◆ What the exercise asks
Would you go through the records below and copy each line with the string "heading"?
/---
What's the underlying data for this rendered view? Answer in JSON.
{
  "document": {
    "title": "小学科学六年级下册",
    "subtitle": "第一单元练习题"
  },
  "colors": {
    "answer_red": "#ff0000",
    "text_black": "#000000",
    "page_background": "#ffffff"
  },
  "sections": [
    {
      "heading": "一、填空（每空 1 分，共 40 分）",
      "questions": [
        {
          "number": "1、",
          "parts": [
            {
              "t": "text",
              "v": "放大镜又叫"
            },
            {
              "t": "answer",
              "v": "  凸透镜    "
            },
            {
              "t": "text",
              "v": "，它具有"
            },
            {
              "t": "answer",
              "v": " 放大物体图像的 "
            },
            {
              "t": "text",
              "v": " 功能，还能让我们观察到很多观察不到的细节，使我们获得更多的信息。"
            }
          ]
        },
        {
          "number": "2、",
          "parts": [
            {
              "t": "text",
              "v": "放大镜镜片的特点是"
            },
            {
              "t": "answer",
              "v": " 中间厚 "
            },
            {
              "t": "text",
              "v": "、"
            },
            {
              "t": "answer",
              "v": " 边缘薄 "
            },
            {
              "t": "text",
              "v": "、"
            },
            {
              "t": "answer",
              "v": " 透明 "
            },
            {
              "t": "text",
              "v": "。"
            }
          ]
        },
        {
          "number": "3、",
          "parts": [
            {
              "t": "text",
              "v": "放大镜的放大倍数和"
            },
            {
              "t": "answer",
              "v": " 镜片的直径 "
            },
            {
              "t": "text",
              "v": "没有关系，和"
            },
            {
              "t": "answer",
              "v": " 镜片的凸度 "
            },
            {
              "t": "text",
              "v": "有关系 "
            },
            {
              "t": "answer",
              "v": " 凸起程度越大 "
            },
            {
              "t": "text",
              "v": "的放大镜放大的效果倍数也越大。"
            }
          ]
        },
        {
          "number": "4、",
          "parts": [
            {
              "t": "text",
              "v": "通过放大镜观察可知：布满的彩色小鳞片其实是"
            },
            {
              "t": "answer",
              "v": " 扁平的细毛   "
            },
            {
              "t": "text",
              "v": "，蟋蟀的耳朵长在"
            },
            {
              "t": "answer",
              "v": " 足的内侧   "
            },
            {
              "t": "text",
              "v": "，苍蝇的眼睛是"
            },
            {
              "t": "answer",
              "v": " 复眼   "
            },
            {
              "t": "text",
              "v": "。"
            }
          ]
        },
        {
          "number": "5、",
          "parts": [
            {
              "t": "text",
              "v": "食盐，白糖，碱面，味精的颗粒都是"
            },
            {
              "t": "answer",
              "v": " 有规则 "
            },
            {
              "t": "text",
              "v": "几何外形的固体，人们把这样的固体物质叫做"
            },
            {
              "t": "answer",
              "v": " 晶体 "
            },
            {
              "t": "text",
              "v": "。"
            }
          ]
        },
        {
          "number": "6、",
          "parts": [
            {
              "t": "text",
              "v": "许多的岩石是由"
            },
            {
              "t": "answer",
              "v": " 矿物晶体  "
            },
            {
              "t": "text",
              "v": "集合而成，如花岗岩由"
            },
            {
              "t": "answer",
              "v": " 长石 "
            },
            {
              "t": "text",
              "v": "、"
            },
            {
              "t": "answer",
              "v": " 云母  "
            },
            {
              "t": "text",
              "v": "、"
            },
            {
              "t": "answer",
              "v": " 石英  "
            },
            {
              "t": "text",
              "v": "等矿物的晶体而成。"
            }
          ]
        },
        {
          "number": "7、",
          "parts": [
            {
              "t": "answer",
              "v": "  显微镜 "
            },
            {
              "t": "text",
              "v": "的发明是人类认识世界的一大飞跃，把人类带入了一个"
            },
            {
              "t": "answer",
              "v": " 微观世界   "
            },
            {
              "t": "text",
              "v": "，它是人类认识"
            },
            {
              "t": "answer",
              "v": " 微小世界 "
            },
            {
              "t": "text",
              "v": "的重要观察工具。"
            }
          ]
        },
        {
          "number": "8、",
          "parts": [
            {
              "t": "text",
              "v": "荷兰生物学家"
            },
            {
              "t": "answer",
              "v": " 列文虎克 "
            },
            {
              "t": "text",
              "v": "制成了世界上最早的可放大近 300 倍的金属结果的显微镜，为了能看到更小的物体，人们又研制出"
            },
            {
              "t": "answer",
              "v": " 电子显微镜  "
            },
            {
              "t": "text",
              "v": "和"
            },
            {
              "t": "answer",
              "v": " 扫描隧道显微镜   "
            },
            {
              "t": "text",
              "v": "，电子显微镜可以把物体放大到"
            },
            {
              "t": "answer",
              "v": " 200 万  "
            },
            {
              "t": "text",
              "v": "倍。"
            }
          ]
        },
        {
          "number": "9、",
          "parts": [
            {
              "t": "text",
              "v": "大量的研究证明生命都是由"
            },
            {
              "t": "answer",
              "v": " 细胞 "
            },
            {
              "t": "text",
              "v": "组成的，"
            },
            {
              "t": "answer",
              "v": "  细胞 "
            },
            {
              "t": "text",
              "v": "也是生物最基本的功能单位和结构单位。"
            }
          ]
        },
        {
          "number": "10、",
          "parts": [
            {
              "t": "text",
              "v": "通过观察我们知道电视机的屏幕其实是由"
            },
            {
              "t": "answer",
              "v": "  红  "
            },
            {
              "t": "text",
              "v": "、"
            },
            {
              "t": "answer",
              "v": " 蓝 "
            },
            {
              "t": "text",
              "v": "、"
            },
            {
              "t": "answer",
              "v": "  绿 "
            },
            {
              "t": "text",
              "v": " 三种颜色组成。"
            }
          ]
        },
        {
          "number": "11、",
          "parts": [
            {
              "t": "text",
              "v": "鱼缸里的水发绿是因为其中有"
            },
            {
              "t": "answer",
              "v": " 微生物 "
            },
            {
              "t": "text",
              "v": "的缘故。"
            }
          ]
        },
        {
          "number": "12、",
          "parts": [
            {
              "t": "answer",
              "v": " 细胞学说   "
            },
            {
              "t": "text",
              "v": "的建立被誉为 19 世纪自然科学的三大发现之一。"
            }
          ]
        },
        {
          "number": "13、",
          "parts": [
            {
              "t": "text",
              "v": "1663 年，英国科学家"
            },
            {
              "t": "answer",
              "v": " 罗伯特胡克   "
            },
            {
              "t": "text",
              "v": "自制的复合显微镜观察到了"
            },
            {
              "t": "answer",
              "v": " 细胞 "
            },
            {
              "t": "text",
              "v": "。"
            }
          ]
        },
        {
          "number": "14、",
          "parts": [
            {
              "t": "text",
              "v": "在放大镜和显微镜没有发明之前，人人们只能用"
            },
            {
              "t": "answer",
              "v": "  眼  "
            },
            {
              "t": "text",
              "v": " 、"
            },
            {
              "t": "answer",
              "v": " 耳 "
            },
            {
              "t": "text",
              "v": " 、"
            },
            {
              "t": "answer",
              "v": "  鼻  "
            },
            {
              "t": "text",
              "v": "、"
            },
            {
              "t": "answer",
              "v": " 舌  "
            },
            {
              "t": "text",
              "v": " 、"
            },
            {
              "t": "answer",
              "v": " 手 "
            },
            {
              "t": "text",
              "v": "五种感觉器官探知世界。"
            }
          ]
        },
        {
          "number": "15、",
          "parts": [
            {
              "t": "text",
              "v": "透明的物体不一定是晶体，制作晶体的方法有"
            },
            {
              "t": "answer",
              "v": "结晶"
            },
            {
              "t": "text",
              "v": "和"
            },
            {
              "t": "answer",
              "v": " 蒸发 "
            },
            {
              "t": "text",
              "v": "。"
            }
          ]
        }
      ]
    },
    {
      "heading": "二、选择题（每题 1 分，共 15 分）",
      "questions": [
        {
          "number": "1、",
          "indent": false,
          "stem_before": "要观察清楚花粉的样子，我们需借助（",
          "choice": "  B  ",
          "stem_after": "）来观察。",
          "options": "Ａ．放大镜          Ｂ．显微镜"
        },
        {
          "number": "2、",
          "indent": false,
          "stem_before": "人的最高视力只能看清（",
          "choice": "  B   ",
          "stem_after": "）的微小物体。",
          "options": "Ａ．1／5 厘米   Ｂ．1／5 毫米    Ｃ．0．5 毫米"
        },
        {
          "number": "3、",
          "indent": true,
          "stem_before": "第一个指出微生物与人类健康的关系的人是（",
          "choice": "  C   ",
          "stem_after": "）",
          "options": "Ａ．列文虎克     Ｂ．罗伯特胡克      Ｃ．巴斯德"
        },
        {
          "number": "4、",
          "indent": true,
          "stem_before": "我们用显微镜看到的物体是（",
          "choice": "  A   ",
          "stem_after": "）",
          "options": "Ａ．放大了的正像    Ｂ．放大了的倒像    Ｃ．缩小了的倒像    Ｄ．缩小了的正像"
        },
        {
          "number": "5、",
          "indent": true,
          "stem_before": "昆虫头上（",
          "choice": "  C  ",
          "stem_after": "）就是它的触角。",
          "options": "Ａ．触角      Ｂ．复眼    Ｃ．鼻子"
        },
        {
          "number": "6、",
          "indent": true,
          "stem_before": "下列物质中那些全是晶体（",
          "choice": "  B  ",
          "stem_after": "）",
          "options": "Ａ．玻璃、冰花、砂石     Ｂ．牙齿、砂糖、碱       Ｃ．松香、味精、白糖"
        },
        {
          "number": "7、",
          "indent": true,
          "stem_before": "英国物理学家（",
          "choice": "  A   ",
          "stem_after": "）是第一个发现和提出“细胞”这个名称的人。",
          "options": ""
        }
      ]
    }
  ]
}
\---
◆ Expected output
      "heading": "一、填空（每空 1 分，共 40 分）",
      "heading": "二、选择题（每题 1 分，共 15 分）",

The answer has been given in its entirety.